Idelfons Cerdà developed a town plan in 1860 in order to join the villages that surrounded the old city of Barcelona. These villages were: Sants, Les Corts, Grace, San Martín de Provensals, among others. Today, they are the neighbourhoods of the city. That project of rehabilitation was known as the Eixample. A key to this planning project was the construction of Plaça Espanya because from that place you can access to the main roads of the city: La Gran Via, Paral•lel and Maria Cristina Avenue. There is no doubt that Plaça Espanya is a meeting point.
In the centre of the square there is a classic sculpture. The architectural design is composed by human forms and daily objects intending to represent three relevant rivers of the Iberian Peninsula: el Ebro, the Guadalquivir and el Tajo. The symbolism of the square represents the virtues of the water in the Mediterranean Sea: Abundance, Public Health, Fishing and Navigation. There are also three columns with objects in every of them: a cross representing religion, a sword representing heroism and a book with the Arts.
It was in 1900 when was celebrated the first bullfighting in the bullring Las Arenas, which is located in Plaça Espanya. Despite the end of the bullfights in 1977, the building has been rehabilitated and has become a very interesting mall.
There are shops, restaurants and places of cultural interest including the Museum of Rock. But the special interests of the commercial centre are the views of the city of Barcelona. Being an old bullring, the structure of the centre is still a circle, and the views are 360 degrees, which provides an opportunity to take excellent pictures of the city.
After visiting Arenas, don’t miss the opportunity to go to MNAC (which is very near) and enjoy also a nice view from the city.
To get to Plaça Espanya is fully recommended use the public transport as the best option.
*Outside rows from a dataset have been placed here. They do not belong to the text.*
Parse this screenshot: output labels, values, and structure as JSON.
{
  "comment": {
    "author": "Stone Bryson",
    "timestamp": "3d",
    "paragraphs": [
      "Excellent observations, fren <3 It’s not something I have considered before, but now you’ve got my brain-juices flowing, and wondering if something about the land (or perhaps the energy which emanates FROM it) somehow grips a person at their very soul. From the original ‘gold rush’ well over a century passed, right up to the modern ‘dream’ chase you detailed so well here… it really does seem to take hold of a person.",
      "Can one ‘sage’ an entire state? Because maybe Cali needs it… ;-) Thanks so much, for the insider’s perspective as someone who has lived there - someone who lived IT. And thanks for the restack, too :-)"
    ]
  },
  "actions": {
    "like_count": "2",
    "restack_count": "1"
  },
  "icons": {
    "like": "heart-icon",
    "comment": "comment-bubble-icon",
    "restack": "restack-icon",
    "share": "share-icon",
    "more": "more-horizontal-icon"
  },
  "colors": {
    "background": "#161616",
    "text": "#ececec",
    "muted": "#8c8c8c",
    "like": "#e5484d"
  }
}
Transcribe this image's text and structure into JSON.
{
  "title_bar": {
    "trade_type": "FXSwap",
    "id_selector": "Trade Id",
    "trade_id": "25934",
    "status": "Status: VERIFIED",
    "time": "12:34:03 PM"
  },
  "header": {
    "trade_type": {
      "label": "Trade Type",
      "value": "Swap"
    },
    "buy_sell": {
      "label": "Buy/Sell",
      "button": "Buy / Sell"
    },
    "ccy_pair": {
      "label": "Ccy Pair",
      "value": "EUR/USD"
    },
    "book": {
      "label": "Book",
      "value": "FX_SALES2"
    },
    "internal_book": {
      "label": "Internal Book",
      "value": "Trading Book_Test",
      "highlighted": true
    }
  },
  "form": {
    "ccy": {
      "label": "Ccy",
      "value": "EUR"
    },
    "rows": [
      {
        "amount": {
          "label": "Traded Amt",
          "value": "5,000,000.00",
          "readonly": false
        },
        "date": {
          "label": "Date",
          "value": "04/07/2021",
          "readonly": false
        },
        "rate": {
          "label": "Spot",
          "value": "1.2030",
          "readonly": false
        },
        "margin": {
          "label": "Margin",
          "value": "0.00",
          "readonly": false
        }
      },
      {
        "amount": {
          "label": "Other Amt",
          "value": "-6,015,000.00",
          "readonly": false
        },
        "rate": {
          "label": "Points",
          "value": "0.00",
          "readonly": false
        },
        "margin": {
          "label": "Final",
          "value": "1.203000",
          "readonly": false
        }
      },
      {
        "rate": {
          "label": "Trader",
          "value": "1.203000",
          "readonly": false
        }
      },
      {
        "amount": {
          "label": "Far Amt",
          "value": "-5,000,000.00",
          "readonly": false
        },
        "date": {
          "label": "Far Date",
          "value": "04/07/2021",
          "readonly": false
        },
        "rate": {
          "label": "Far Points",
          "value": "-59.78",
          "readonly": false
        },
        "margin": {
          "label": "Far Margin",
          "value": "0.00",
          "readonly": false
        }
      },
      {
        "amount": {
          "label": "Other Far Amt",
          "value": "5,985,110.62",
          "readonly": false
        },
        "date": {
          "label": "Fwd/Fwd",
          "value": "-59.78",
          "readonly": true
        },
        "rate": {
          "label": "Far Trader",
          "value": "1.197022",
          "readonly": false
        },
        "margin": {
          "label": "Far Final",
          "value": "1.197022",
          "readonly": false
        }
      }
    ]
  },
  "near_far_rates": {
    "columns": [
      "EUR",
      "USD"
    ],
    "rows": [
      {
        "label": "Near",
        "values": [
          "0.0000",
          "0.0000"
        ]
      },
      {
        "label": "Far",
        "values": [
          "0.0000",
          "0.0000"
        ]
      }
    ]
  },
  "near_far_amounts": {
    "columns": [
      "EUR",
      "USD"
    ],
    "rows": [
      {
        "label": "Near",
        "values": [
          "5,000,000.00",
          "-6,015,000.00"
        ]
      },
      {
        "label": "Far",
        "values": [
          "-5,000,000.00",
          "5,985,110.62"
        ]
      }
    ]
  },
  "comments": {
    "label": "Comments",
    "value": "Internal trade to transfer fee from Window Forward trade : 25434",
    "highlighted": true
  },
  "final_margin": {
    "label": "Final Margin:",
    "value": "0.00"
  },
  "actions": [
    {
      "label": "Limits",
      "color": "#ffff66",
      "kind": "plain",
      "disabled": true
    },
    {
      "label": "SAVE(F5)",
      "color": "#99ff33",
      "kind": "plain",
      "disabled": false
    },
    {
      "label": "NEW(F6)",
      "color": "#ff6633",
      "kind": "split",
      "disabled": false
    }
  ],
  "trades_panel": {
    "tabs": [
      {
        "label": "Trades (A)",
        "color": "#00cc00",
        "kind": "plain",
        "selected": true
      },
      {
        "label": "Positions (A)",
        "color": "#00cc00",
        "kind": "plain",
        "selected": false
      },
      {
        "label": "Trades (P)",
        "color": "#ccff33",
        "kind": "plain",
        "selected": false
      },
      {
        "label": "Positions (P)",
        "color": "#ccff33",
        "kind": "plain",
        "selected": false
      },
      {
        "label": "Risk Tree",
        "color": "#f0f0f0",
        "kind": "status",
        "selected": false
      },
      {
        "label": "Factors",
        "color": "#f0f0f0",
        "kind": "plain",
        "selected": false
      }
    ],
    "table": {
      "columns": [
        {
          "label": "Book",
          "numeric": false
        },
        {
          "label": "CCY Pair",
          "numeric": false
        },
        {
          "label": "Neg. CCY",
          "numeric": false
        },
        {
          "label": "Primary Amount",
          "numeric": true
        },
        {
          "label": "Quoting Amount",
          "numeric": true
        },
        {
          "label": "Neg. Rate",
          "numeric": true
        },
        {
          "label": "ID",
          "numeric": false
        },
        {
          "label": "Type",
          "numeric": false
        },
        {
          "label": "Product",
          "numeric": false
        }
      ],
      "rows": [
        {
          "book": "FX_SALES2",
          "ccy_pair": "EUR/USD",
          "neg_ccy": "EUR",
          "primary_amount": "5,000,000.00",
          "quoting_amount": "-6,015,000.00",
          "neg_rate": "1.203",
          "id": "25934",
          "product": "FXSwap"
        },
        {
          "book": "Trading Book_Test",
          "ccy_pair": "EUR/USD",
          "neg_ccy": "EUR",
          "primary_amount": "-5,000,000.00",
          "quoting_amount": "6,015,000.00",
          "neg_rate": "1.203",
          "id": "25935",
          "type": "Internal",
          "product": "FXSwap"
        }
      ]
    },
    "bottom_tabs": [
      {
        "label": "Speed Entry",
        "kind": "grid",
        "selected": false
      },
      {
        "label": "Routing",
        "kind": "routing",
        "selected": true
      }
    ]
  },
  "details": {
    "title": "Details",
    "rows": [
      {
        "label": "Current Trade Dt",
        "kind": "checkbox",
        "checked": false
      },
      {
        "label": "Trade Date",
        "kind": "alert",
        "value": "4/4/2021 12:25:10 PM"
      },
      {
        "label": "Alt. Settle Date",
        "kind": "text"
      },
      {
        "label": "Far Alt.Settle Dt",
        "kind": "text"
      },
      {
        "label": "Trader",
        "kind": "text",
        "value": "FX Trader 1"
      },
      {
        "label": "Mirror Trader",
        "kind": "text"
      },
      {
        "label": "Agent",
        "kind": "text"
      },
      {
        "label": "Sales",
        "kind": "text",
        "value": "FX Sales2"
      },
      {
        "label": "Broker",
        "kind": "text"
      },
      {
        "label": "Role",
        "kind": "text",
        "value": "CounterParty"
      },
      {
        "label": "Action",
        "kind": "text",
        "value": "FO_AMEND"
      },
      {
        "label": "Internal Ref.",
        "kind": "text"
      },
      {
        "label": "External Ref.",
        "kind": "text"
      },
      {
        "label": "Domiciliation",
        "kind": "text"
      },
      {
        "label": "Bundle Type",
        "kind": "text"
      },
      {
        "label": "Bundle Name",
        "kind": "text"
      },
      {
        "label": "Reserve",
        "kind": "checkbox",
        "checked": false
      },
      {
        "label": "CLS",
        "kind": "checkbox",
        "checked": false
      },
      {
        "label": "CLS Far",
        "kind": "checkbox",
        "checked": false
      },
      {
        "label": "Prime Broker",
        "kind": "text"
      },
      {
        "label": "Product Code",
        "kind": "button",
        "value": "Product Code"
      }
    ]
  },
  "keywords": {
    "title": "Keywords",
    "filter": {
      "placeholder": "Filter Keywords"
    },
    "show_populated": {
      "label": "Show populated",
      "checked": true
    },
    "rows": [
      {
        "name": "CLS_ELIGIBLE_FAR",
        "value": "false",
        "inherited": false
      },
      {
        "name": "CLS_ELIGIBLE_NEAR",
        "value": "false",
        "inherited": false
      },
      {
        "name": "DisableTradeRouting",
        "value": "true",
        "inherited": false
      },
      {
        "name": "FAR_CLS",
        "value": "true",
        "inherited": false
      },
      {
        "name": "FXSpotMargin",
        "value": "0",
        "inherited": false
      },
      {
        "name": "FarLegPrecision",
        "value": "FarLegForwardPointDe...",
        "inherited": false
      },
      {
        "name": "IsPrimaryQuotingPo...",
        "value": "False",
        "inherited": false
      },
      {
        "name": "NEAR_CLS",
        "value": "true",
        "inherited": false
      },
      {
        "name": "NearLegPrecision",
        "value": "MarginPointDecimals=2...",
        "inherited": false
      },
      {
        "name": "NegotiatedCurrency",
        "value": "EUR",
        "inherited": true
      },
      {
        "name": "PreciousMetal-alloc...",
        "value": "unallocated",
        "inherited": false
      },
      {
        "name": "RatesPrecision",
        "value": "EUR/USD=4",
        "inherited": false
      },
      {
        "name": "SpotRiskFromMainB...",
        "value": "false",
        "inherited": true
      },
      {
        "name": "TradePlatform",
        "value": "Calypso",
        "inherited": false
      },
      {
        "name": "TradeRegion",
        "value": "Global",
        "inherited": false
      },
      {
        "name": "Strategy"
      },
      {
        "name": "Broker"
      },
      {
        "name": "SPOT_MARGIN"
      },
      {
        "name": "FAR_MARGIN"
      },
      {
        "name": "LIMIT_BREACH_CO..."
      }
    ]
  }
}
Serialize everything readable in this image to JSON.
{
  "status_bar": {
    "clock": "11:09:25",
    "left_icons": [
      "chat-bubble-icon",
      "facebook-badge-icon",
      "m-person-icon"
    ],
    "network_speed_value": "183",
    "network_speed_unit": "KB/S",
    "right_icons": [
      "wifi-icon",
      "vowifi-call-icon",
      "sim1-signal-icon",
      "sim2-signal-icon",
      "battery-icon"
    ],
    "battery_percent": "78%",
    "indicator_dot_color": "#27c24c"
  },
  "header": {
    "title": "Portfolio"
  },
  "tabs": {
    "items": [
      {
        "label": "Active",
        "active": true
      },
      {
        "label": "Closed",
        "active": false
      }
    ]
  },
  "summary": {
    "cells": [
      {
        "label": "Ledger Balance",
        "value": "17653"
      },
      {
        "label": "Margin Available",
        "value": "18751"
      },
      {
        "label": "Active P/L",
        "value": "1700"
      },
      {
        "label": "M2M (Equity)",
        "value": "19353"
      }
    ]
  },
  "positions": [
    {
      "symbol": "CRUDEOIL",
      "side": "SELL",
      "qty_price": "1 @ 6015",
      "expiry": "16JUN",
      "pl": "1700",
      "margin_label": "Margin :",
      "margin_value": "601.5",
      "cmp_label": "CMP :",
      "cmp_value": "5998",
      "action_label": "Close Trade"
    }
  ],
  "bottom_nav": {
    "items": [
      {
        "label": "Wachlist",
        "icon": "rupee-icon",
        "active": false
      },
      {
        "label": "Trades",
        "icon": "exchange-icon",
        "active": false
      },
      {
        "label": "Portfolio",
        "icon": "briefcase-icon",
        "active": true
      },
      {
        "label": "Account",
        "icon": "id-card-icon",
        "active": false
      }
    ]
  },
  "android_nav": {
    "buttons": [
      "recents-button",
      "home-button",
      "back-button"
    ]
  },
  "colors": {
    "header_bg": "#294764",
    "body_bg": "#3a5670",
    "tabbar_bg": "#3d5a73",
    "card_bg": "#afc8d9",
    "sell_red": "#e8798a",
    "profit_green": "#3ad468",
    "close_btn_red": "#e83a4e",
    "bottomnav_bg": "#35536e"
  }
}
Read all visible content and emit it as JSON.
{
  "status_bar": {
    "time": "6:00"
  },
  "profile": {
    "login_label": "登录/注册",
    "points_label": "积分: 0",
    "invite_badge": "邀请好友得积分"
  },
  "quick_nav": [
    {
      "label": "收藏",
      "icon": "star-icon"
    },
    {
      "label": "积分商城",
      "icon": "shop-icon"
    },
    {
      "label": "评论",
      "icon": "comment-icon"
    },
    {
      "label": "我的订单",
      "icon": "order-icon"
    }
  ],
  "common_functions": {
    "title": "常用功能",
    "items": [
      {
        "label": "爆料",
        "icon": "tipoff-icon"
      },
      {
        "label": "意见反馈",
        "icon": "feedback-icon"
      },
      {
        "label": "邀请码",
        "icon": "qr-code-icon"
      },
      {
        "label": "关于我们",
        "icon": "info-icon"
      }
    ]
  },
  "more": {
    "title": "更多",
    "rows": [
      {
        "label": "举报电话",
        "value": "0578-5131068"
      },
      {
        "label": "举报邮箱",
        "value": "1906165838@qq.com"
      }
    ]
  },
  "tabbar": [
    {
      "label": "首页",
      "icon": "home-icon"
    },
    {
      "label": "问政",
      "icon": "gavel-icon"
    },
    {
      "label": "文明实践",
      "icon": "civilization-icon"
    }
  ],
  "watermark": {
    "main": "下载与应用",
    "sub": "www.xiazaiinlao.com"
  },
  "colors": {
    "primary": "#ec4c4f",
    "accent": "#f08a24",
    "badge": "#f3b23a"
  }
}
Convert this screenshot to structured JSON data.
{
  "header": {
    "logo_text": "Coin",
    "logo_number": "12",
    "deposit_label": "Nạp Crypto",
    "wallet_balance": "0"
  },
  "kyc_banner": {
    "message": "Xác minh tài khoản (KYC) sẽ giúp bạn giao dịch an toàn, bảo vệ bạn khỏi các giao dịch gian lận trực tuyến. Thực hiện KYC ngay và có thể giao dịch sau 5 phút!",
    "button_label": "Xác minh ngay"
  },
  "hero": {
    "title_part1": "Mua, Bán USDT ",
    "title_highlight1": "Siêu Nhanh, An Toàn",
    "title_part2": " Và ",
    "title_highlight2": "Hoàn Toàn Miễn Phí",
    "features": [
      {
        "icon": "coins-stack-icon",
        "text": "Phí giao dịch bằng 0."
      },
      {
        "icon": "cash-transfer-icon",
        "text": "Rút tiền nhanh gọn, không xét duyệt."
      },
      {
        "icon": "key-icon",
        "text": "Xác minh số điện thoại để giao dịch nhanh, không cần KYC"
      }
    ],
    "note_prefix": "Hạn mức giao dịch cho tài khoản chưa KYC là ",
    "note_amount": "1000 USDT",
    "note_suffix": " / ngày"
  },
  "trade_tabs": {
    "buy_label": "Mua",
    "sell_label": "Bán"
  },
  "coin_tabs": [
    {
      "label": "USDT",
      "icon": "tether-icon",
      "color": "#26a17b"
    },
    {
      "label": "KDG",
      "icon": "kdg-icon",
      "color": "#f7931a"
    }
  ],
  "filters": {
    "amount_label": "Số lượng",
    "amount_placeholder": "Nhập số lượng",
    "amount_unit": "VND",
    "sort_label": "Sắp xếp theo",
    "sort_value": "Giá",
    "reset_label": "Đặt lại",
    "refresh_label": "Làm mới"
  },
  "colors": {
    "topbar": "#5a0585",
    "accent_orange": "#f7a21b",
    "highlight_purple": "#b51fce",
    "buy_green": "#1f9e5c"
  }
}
We can choose between the subway and bus, although metro will probably be the best choice (both line 1 and 3 stop in Plaça Espanya).